Thucydides' notice about the altar of Apollo, 'on which theoroi first sacrifice, whenever they sail from Sicily', could - though certainly does not demand to - be taken as meaning 'all the theoroi from Greek cities on Sicily', but while the use of the present tense clearly attests to a practice that was current in Thucydides' day, it offers no assurance that the custom dated back more than 300 years. Incidentally, contrary to what Malkin states (101), I do not doubt the altar's existence; my point is simply that, until it has been identified and excavated, we have no independent verification that it dates back as far as Thucydides claims. Nor is Appian's reference (Bellum Civile 5.109) to the apparent longevity of the altar any more conclusive: while Malkin may be right to argue that cults constitute, better than myths, a 'living reality' (102), that in itself is insufficient to guarantee their primordiality. It is, in any case, impossible to know whether the formal institution of theoria predated the (re)organization of the Pythian festival in the early sixth century.

Furthermore, while Malkin is undoubtedly right to argue that the term 'Sikeliotai', employed to designate the residents of Greek cities on Sicily, is not an invention of Thucydides (108-10), this does not necessarily falsify Carla Antonaccio's suggestion that it was a neologism of the fifth century. [1] In fact, Malkin's own view that Sikeliote identity was 'at once complimentary and adversarial' (118) to the emergence of a Sikel identity that he dates to the fifth century might argue otherwise.

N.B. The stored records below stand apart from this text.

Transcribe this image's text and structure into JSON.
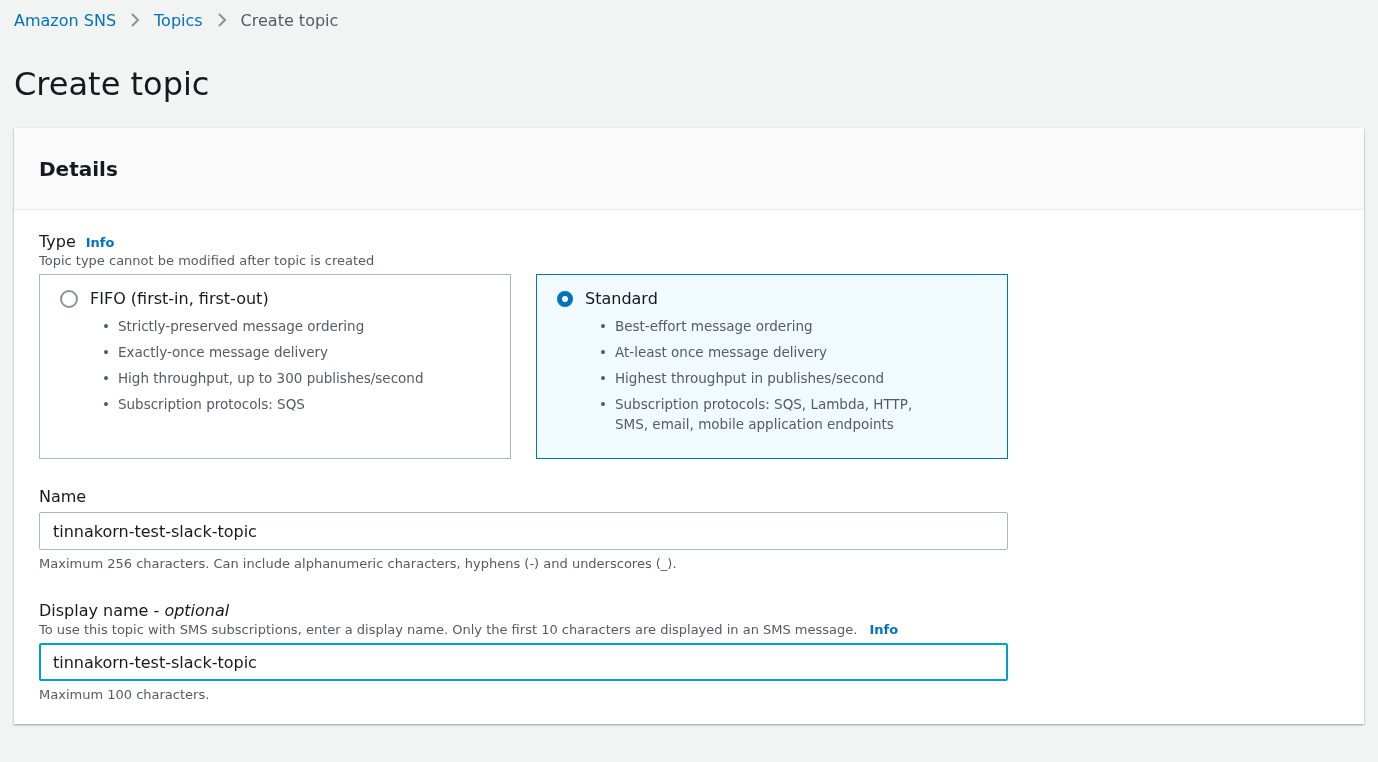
{
  "breadcrumbs": [
    {
      "label": "Amazon SNS",
      "kind": "link"
    },
    {
      "label": "Topics",
      "kind": "link"
    },
    {
      "label": "Create topic",
      "kind": "current"
    }
  ],
  "title": "Create topic",
  "panel": {
    "title": "Details",
    "type_field": {
      "label": "Type",
      "info": "Info",
      "description": "Topic type cannot be modified after topic is created",
      "bullet": "•",
      "options": [
        {
          "label": "FIFO (first-in, first-out)",
          "selected": false,
          "features": [
            "Strictly-preserved message ordering",
            "Exactly-once message delivery",
            "High throughput, up to 300 publishes/second",
            "Subscription protocols: SQS"
          ]
        },
        {
          "label": "Standard",
          "selected": true,
          "features": [
            "Best-effort message ordering",
            "At-least once message delivery",
            "Highest throughput in publishes/second",
            "Subscription protocols: SQS, Lambda, HTTP, SMS, email, mobile application endpoints"
          ]
        }
      ]
    },
    "fields": [
      {
        "label": "Name",
        "value": "tinnakorn-test-slack-topic",
        "focused": false,
        "hint": "Maximum 256 characters. Can include alphanumeric characters, hyphens (-) and underscores (_)."
      },
      {
        "label": "Display name - *optional*",
        "description": "To use this topic with SMS subscriptions, enter a display name. Only the first 10 characters are displayed in an SMS message.",
        "info": "Info",
        "value": "tinnakorn-test-slack-topic",
        "focused": true,
        "hint": "Maximum 100 characters."
      }
    ]
  }
}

Generally, Malkin offers a compelling case against 'core-periphery' conceptions of the Greek world and his idea that colonial ventures not only preceded, but facilitated, the creation of a 'virtual center' as Greeks looked 'inwards' towards the Mediterranean certainly deserves attention. Yet, one wonders exactly how 'decentralized' the theoria network of Delphi really was - a network that was, after all, initiated by embassies sent out from, not to, Delphi - while the prepositional prefix of the word apoikia, the Greek term for 'colony', does seem to implicate some sort of 'centre', however absent.

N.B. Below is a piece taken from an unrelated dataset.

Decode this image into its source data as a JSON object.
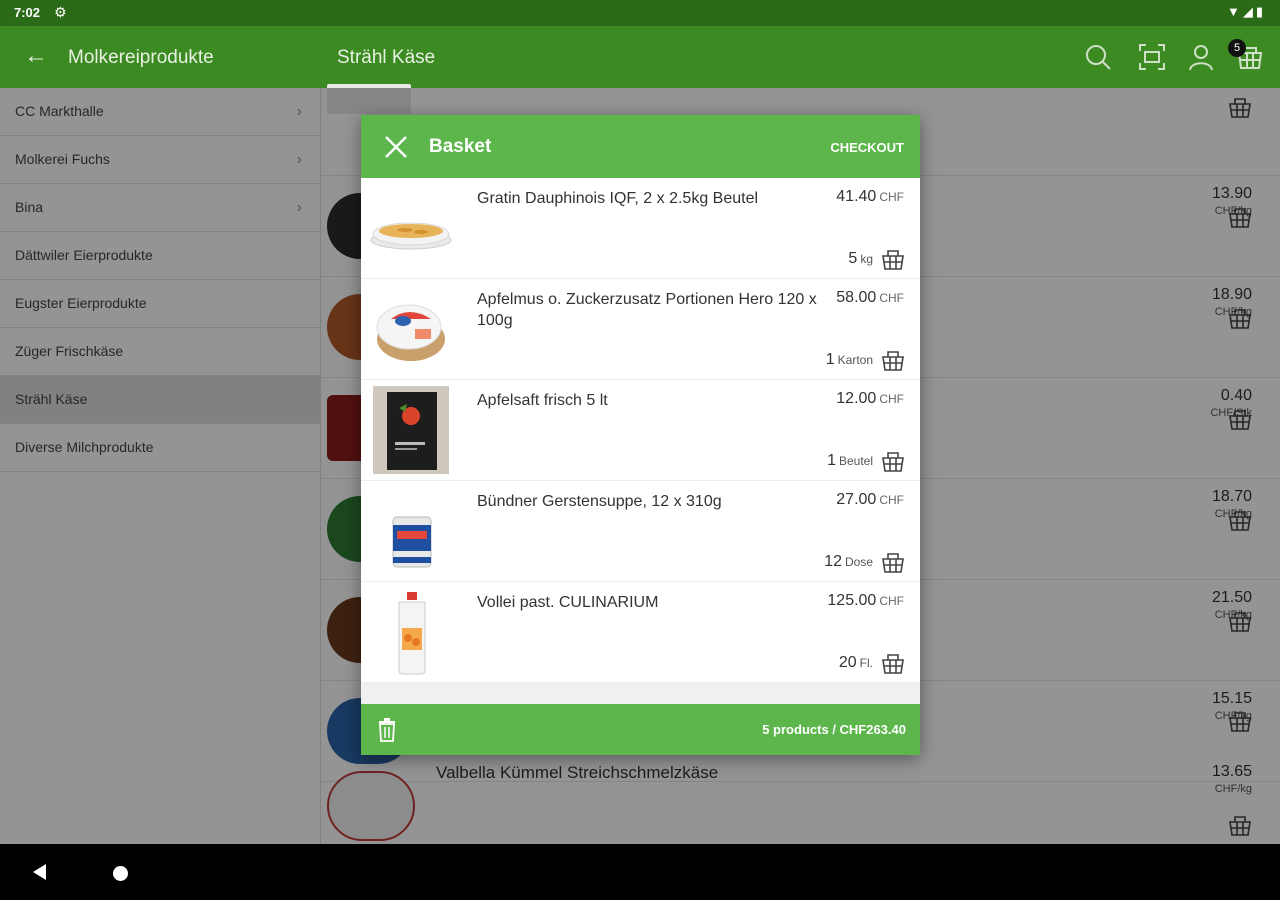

There is, however, a more fundamental issue of method involved: the nodes around which Malkin reconstructs his network are already predetermined as being Greek. As he himself states, his operating procedure was to begin by 'filling up the coastline with dots [...] representing all Greek maritime cities' (17). Although he concentrates on the links between colonies, he maintains that his approach could be profitably applied to other networks and still arrive at similar results. But it is far from clear that connecting the dots between the distribution sites of, say, Nikosthenic amphorae, or metal dedications in sanctuaries, or precious metal coinage would necessarily 'overlap or intermesh to create the matrix that formed the basis for collective Greek identity and civilization' (209). This results in a blurring of 'emic' and 'etic' categories - of failing to distinguish our systems of classification from those of the ancient Greeks - as Malkin himself concedes when he says that 'Greeks were not always aware of the networks discussed in this book' (171). Yet this privileges an 'us identity' over a 'we identity' which, as Malkin recognizes (112), is only one side of the coin. It also results in a study that is perhaps a little more descriptive, and a little less explanatory, than Malkin promises (8-9). For all that, this is a stimulating, thought-provoking and well written book that will certainly redefine the terms of the discourse in which we consider issues such as ethnicity and colonization.


[1] C. Antonaccio, 'Ethnicity and colonization', in Ancient Perceptions of Greek Ethnicity, ed. I, Malkin, Washington DC 2001, 113-57.

Jonathan Hall